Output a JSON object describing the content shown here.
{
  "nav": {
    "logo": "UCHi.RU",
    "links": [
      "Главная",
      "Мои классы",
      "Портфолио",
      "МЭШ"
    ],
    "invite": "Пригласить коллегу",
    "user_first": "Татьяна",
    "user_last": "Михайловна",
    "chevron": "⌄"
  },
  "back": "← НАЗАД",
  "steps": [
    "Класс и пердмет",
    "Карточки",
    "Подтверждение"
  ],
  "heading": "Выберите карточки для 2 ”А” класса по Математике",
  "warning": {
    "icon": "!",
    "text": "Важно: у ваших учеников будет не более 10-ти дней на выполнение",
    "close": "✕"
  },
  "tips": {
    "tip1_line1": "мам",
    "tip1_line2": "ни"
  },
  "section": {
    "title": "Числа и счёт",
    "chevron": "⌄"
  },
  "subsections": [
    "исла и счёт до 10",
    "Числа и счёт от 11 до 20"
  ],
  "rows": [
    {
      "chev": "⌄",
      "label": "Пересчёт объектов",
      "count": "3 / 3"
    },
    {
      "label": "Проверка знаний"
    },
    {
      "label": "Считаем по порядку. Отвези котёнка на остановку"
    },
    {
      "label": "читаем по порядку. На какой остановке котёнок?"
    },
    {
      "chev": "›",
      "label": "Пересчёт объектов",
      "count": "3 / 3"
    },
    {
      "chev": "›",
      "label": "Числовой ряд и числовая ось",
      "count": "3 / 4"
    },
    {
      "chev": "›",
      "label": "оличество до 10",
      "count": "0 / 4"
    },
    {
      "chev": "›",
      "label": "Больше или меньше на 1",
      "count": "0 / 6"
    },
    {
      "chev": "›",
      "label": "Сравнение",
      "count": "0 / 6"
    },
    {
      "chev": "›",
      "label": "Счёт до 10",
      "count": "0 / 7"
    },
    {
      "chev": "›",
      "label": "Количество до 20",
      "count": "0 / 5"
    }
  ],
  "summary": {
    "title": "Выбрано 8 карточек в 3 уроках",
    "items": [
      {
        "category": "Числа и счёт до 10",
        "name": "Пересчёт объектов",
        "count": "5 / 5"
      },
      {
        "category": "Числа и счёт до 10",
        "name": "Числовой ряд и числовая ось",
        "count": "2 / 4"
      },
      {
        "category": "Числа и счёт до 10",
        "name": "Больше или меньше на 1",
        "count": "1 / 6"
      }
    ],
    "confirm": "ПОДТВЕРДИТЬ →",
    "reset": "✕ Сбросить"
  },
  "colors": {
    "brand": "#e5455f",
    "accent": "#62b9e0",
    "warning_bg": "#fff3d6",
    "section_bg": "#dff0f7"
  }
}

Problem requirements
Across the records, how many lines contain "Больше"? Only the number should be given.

Answer area
2